This put my dilemma in a file called IRRELEVANT very quickly.

I let it go.

It’s just stuff. Stuff and things. 

The dry cleaners got almost all the wine out for a small (big) fortune and I was happy. But non-attached. I had made peace with the wine and the wine debacle.

The few stains that remain will remind me of this trip, this moment in the not-so-straight line of my life.

As I was looking for ways to get red wine out I stumbled across Wine-Away. 

So I invented something called Guilt-Away.

Would you like a bottle? Or a case?

As I led my retreat in Italy with 25 people I got very ill. Sicker than I have been in years. So sick that I couldn’t speak. So sick that at one point I really thought I was dying. That kind of sick.

At first, the guilt I felt was insurmountable. How could I have brought all these people here and let them down? How could I let this happen?

My brain goes to the path of guilt because it is the path of least resistance. Just like our bodies take the path of least resistance, so do our brains. I have spent many years of my life felling guilty, which is a dirty broken thing that presses into the corners of your soul like a sky in December descending for the day. The last words I spoke to my father before he died where “I hate you” so naturally I have spent much of my life feeling as if I caused his death, or at the very least, should be punished.

So here I was in Italy with that same familiar pull of guilt. So heavy, it weighs down your boat and sinks you before you can even get out to sea and observe the horizon in the distance to allow you some clarity. Once you get to the bottom it is too late; you have sunk and everything looks cloudy and muddy and water gets in your eyes and up your nose and you can’t breathe.

You get the picture.

As I sat on the cold airport floor in Paris I realized that along with Wine-Away I would like to always carry Guilt-Away so whether wine spills or Guilt starts to call me, I have my defense. I will spray it away like it never existed. Maybe there will be a slight remnant but it will be so faint that it will just be a memory rather than a reality.

State the facts, speak the truth. 

(Iyanla Vanzant taught me that. Memorize it.)

Fact: I got very very sick. Very very very sick.

Truth: My retreat had an amazing time and Kylee Lehe (who I have been mentoring) taught 3 beautiful classes and was given an opportunity to really rise to the occasion. I had been overworking and was run down.

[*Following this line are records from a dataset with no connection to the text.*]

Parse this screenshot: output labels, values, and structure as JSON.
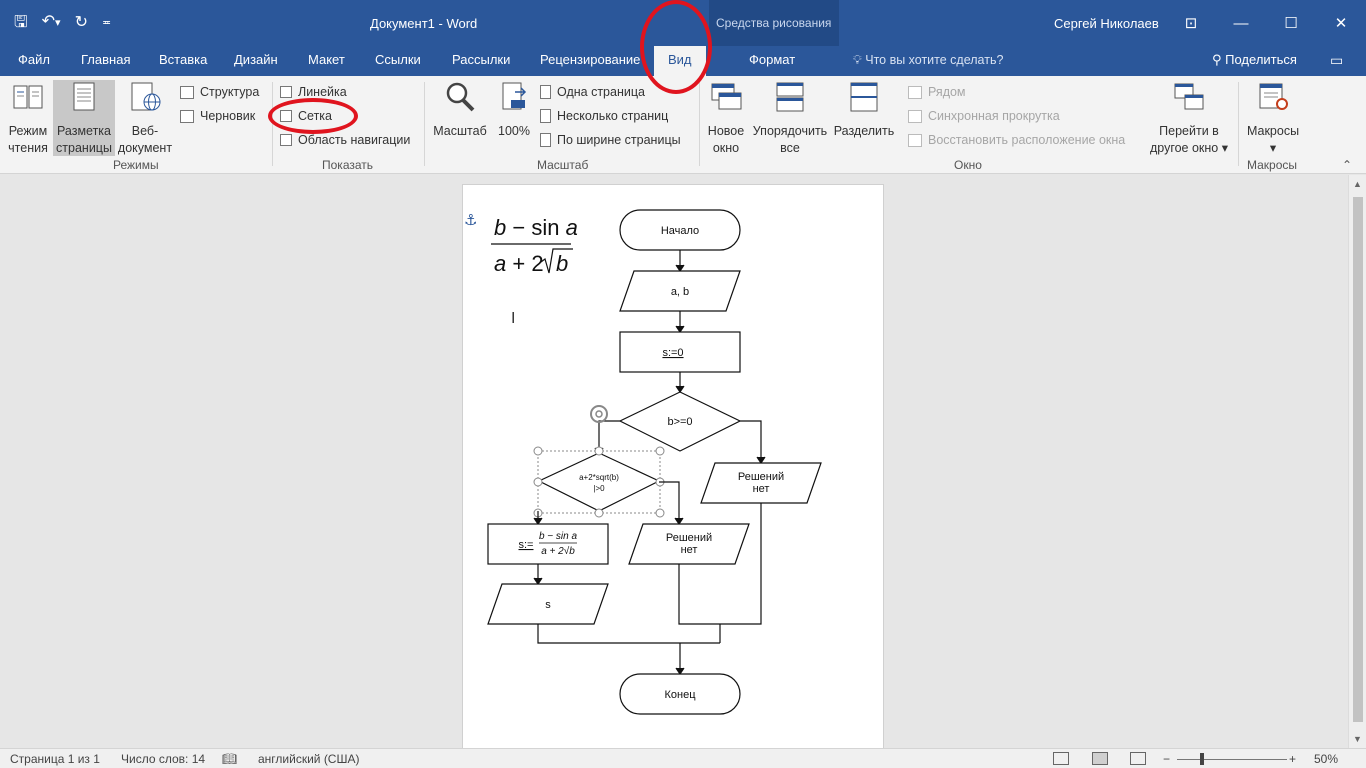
{
  "titlebar": {
    "qat_save": "🖫",
    "qat_undo": "↶",
    "qat_undo_arrow": "▾",
    "qat_redo": "↻",
    "qat_customize": "≖",
    "document_title": "Документ1  -  Word",
    "contextual_group": "Средства рисования",
    "user_name": "Сергей Николаев",
    "ribbon_options": "⊡",
    "minimize": "—",
    "maximize": "☐",
    "close": "✕"
  },
  "tabs": {
    "file": "Файл",
    "home": "Главная",
    "insert": "Вставка",
    "design": "Дизайн",
    "layout": "Макет",
    "references": "Ссылки",
    "mailings": "Рассылки",
    "review": "Рецензирование",
    "view": "Вид",
    "format": "Формат",
    "tell_me": "Что вы хотите сделать?",
    "share": "Поделиться"
  },
  "ribbon": {
    "views": {
      "read_mode": [
        "Режим",
        "чтения"
      ],
      "print_layout": [
        "Разметка",
        "страницы"
      ],
      "web_layout": [
        "Веб-",
        "документ"
      ],
      "outline": "Структура",
      "draft": "Черновик",
      "label": "Режимы"
    },
    "show": {
      "ruler": "Линейка",
      "gridlines": "Сетка",
      "nav_pane": "Область навигации",
      "label": "Показать"
    },
    "zoom": {
      "zoom": "Масштаб",
      "hundred": "100%",
      "one_page": "Одна страница",
      "multiple_pages": "Несколько страниц",
      "page_width": "По ширине страницы",
      "label": "Масштаб"
    },
    "window": {
      "new_window": [
        "Новое",
        "окно"
      ],
      "arrange_all": [
        "Упорядочить",
        "все"
      ],
      "split": "Разделить",
      "side_by_side": "Рядом",
      "sync_scroll": "Синхронная прокрутка",
      "reset_position": "Восстановить расположение окна",
      "switch_windows": [
        "Перейти в",
        "другое окно"
      ],
      "label": "Окно"
    },
    "macros": {
      "macros": "Макросы",
      "label": "Макросы"
    },
    "collapse": "⌃"
  },
  "document": {
    "formula": {
      "numerator_b": "b",
      "numerator_rest": "− sin ",
      "numerator_a": "a",
      "denominator_a": "a",
      "denominator_rest": " + 2",
      "denominator_b": "b"
    },
    "flowchart": {
      "start": "Начало",
      "input": "a, b",
      "assign": "s:=0",
      "cond1": "b>=0",
      "cond2_line1": "a+2*sqrt(b)",
      "cond2_line2": "|>0",
      "no_solution": [
        "Решений",
        "нет"
      ],
      "compute_prefix": "s:=",
      "compute_num": "b − sin a",
      "compute_den": "a + 2√b",
      "output": "s",
      "end": "Конец"
    }
  },
  "statusbar": {
    "page": "Страница 1 из 1",
    "words": "Число слов: 14",
    "language": "английский (США)",
    "zoom": "50%",
    "zoom_minus": "−",
    "zoom_plus": "+"
  },
  "colors": {
    "accent": "#2b579a",
    "highlight": "#e0141e"
  }
}
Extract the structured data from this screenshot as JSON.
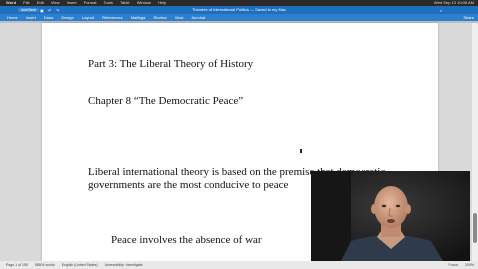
{
  "menubar": {
    "app": "Word",
    "items": [
      "File",
      "Edit",
      "View",
      "Insert",
      "Format",
      "Tools",
      "Table",
      "Window",
      "Help"
    ],
    "clock": "Wed Sep 13 10:08 AM"
  },
  "titlebar": {
    "autosave": "AutoSave",
    "doc_title": "Theories of International Politics — Saved to my Mac"
  },
  "ribbon": {
    "tabs": [
      "Home",
      "Insert",
      "Draw",
      "Design",
      "Layout",
      "References",
      "Mailings",
      "Review",
      "View",
      "Acrobat"
    ],
    "account": "Share"
  },
  "document": {
    "line1": "Part 3: The Liberal Theory of History",
    "line2": "Chapter 8 “The Democratic Peace”",
    "line3": "Liberal international theory is based on the premise that democratic",
    "line4": "governments are the most conducive to peace",
    "line5": "Peace involves the absence of war"
  },
  "statusbar": {
    "page": "Page 1 of 155",
    "words": "58504 words",
    "language": "English (United States)",
    "accessibility": "Accessibility: Investigate",
    "focus": "Focus",
    "zoom": "200%"
  }
}
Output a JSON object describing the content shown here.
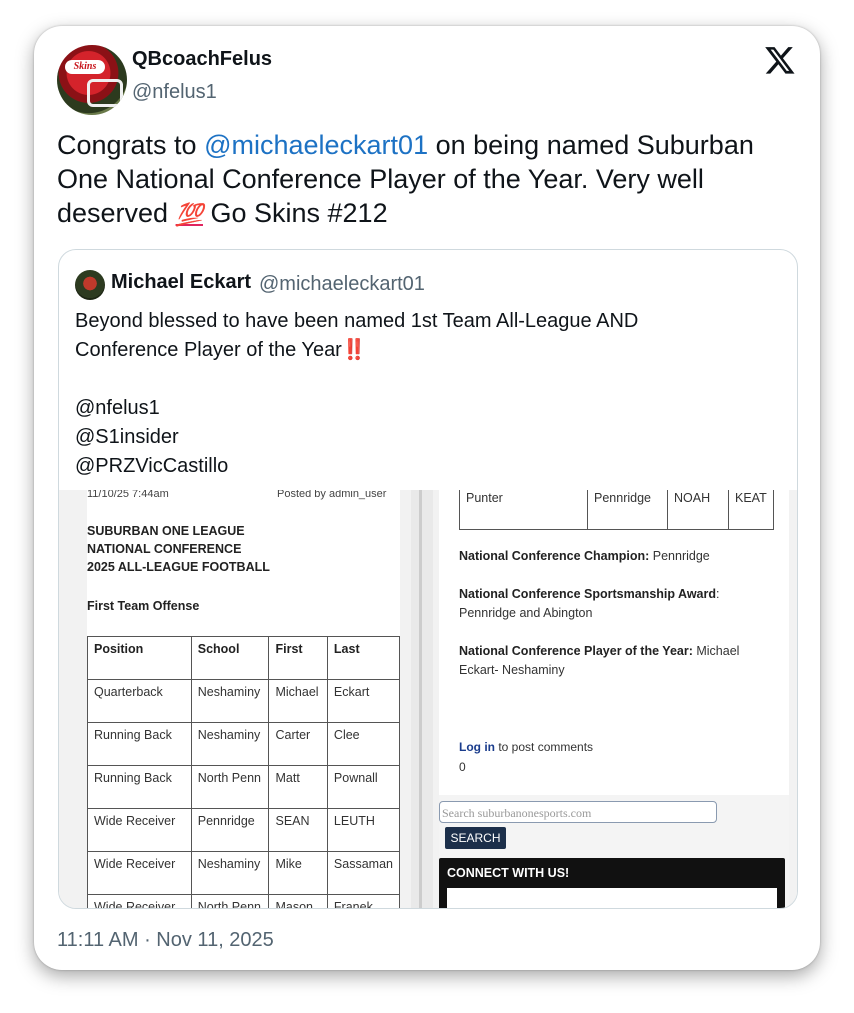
{
  "author": {
    "name": "QBcoachFelus",
    "handle": "@nfelus1",
    "avatar_text": "Skins"
  },
  "tweet": {
    "part1": "Congrats to ",
    "mention": "@michaeleckart01",
    "part2": " on being named Suburban One National Conference Player of the Year. Very well deserved ",
    "emoji": "💯",
    "part3": " Go Skins #212"
  },
  "quote": {
    "name": "Michael Eckart",
    "handle": "@michaeleckart01",
    "line1": "Beyond blessed to have been named 1st  Team All-League AND",
    "line2": "Conference Player of the Year",
    "bang": "‼️",
    "mentions": [
      "@nfelus1",
      "@S1insider",
      "@PRZVicCastillo"
    ]
  },
  "doc_left": {
    "date": "11/10/25 7:44am",
    "posted": "Posted by admin_user",
    "header": [
      "SUBURBAN ONE LEAGUE",
      "NATIONAL CONFERENCE",
      "2025 ALL-LEAGUE FOOTBALL"
    ],
    "section": "First Team Offense",
    "columns": [
      "Position",
      "School",
      "First",
      "Last"
    ],
    "rows": [
      [
        "Quarterback",
        "Neshaminy",
        "Michael",
        "Eckart"
      ],
      [
        "Running Back",
        "Neshaminy",
        "Carter",
        "Clee"
      ],
      [
        "Running Back",
        "North Penn",
        "Matt",
        "Pownall"
      ],
      [
        "Wide Receiver",
        "Pennridge",
        "SEAN",
        "LEUTH"
      ],
      [
        "Wide Receiver",
        "Neshaminy",
        "Mike",
        "Sassaman"
      ],
      [
        "Wide Receiver",
        "North Penn",
        "Mason",
        "Franek"
      ],
      [
        "",
        "",
        "",
        ""
      ]
    ]
  },
  "doc_right": {
    "row": [
      "Punter",
      "Pennridge",
      "NOAH",
      "KEAT"
    ],
    "champion_label": "National Conference Champion:",
    "champion_value": " Pennridge",
    "sportsmanship_label": "National Conference Sportsmanship Award",
    "sportsmanship_value": ": Pennridge and Abington",
    "poy_label": "National Conference Player of the Year:",
    "poy_value": " Michael Eckart- Neshaminy",
    "login_link": "Log in",
    "login_text": " to post comments",
    "comments": "0",
    "search_placeholder": "Search suburbanonesports.com",
    "search_button": "SEARCH",
    "connect": "CONNECT WITH US!"
  },
  "timestamp": "11:11 AM · Nov 11, 2025",
  "colors": {
    "mention": "#1d72c4",
    "muted": "#536471",
    "bang": "#d0021b"
  }
}
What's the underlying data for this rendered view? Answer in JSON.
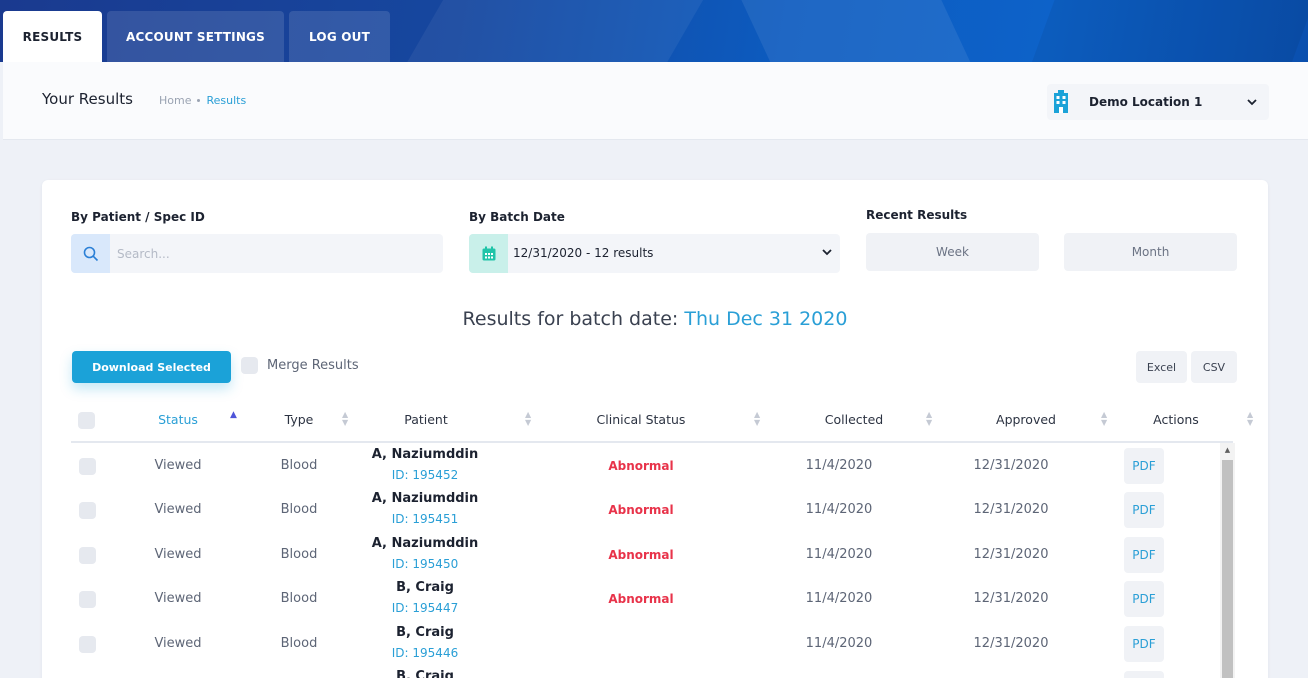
{
  "tabs": [
    {
      "label": "RESULTS"
    },
    {
      "label": "ACCOUNT SETTINGS"
    },
    {
      "label": "LOG OUT"
    }
  ],
  "header": {
    "title": "Your Results",
    "breadcrumb": [
      "Home",
      "Results"
    ],
    "location": "Demo Location 1"
  },
  "filters": {
    "patient_label": "By Patient / Spec ID",
    "search_placeholder": "Search...",
    "batch_label": "By Batch Date",
    "batch_value": "12/31/2020 - 12 results",
    "recent_label": "Recent Results",
    "week": "Week",
    "month": "Month"
  },
  "results_heading": {
    "prefix": "Results for batch date:",
    "date": "Thu Dec 31 2020"
  },
  "toolbar": {
    "download": "Download Selected",
    "merge": "Merge Results",
    "excel": "Excel",
    "csv": "CSV"
  },
  "columns": [
    "Status",
    "Type",
    "Patient",
    "Clinical Status",
    "Collected",
    "Approved",
    "Actions"
  ],
  "rows": [
    {
      "status": "Viewed",
      "type": "Blood",
      "patient": "A, Naziumddin",
      "id": "ID: 195452",
      "clinical": "Abnormal",
      "collected": "11/4/2020",
      "approved": "12/31/2020",
      "action": "PDF"
    },
    {
      "status": "Viewed",
      "type": "Blood",
      "patient": "A, Naziumddin",
      "id": "ID: 195451",
      "clinical": "Abnormal",
      "collected": "11/4/2020",
      "approved": "12/31/2020",
      "action": "PDF"
    },
    {
      "status": "Viewed",
      "type": "Blood",
      "patient": "A, Naziumddin",
      "id": "ID: 195450",
      "clinical": "Abnormal",
      "collected": "11/4/2020",
      "approved": "12/31/2020",
      "action": "PDF"
    },
    {
      "status": "Viewed",
      "type": "Blood",
      "patient": "B, Craig",
      "id": "ID: 195447",
      "clinical": "Abnormal",
      "collected": "11/4/2020",
      "approved": "12/31/2020",
      "action": "PDF"
    },
    {
      "status": "Viewed",
      "type": "Blood",
      "patient": "B, Craig",
      "id": "ID: 195446",
      "clinical": "",
      "collected": "11/4/2020",
      "approved": "12/31/2020",
      "action": "PDF"
    },
    {
      "status": "",
      "type": "",
      "patient": "B, Craig",
      "id": "",
      "clinical": "",
      "collected": "",
      "approved": "",
      "action": ""
    }
  ],
  "colors": {
    "accent": "#2a9fd6",
    "primary_button": "#1ba2d8",
    "abnormal": "#e8334a",
    "banner": "#0c5bbf"
  },
  "icons": {
    "location": "building-icon",
    "search": "search-icon",
    "batch": "calendar-icon"
  }
}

Story: I should feel bad because I got sick and let everyone down. They had a miserable time because I couldn’t babysit them. I was boring.

Things always go wrong.

I got sick because I was being punished.

Guilt-Away: I take my bottle of Guilt-Away and rid myself of any of the story. The story is what keeps us stuck in the dry Desert of Guilt with no water or air.

I can breathe again now.

I am sitting in my hotel room in Paris and using my Guilt-Away to clean up any remorse I have over not feeling 100% and being able to go out and explore. Any guilt I have at sitting here and staring out the French windows. Any guilt I have about doing anything other than what I am doing at this very moment.

What will you use your Guilt-Away for? Share below anything you need Guilt-Away to remove or clean up.